[Entries taken from a collection]
◇ ◇ ◇

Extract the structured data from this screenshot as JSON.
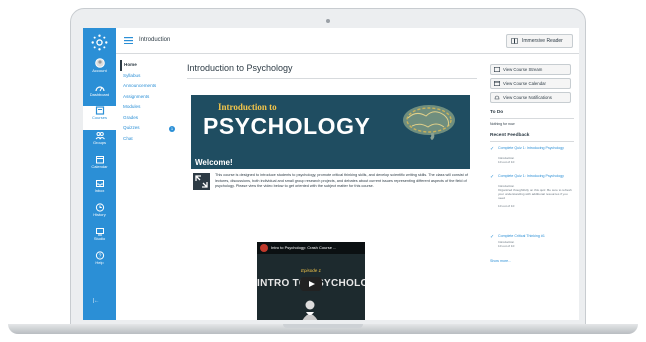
{
  "header": {
    "breadcrumb": "Introduction",
    "immersive_reader": "Immersive Reader"
  },
  "global_nav": [
    {
      "label": "Account",
      "icon": "account-icon"
    },
    {
      "label": "Dashboard",
      "icon": "dashboard-icon"
    },
    {
      "label": "Courses",
      "icon": "courses-icon"
    },
    {
      "label": "Groups",
      "icon": "groups-icon"
    },
    {
      "label": "Calendar",
      "icon": "calendar-icon"
    },
    {
      "label": "Inbox",
      "icon": "inbox-icon"
    },
    {
      "label": "History",
      "icon": "history-icon"
    },
    {
      "label": "Studio",
      "icon": "studio-icon"
    },
    {
      "label": "Help",
      "icon": "help-icon"
    }
  ],
  "course_nav": [
    "Home",
    "Syllabus",
    "Announcements",
    "Assignments",
    "Modules",
    "Grades",
    "Quizzes",
    "Chat"
  ],
  "grades_badge": "1",
  "page": {
    "title": "Introduction to Psychology",
    "banner_line1": "Introduction to",
    "banner_line2": "PSYCHOLOGY",
    "welcome": "Welcome!",
    "paragraph": "This course is designed to introduce students to psychology, promote critical thinking skills, and develop scientific writing skills. The class will consist of lectures, discussions, both individual and small group research projects, and debates about current issues representing different aspects of the field of psychology. Please view the video below to get oriented with the subject matter for this course."
  },
  "video": {
    "title": "Intro to Psychology: Crash Course ...",
    "episode": "Episode 1",
    "big_text": "INTRO TO PSYCHOLOGY"
  },
  "sidebar": {
    "buttons": [
      "View Course Stream",
      "View Course Calendar",
      "View Course Notifications"
    ],
    "todo_heading": "To Do",
    "todo_empty": "Nothing for now",
    "feedback_heading": "Recent Feedback",
    "feedback": [
      {
        "title": "Complete Quiz 1: Introducing Psychology",
        "sub": "Introduction",
        "score": "10 out of 10"
      },
      {
        "title": "Complete Quiz 1: Introducing Psychology",
        "sub": "Introduction",
        "note": "Organized thoughtfully on this quiz. Be sure to refresh your understanding with additional resources if you need",
        "score": "10 out of 10"
      },
      {
        "title": "Complete Critical Thinking #1",
        "sub": "Introduction",
        "score": "10 out of 10"
      }
    ],
    "more": "Show more..."
  },
  "colors": {
    "brand": "#2b8fd6",
    "banner": "#1f4d61",
    "banner_accent": "#f4c64a"
  }
}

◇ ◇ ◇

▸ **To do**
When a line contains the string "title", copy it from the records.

▸ **Response area**
    "title": "Introduction to Psychology",
    "title": "Intro to Psychology: Crash Course ...",
        "title": "Complete Quiz 1: Introducing Psychology",
        "title": "Complete Quiz 1: Introducing Psychology",
        "title": "Complete Critical Thinking #1",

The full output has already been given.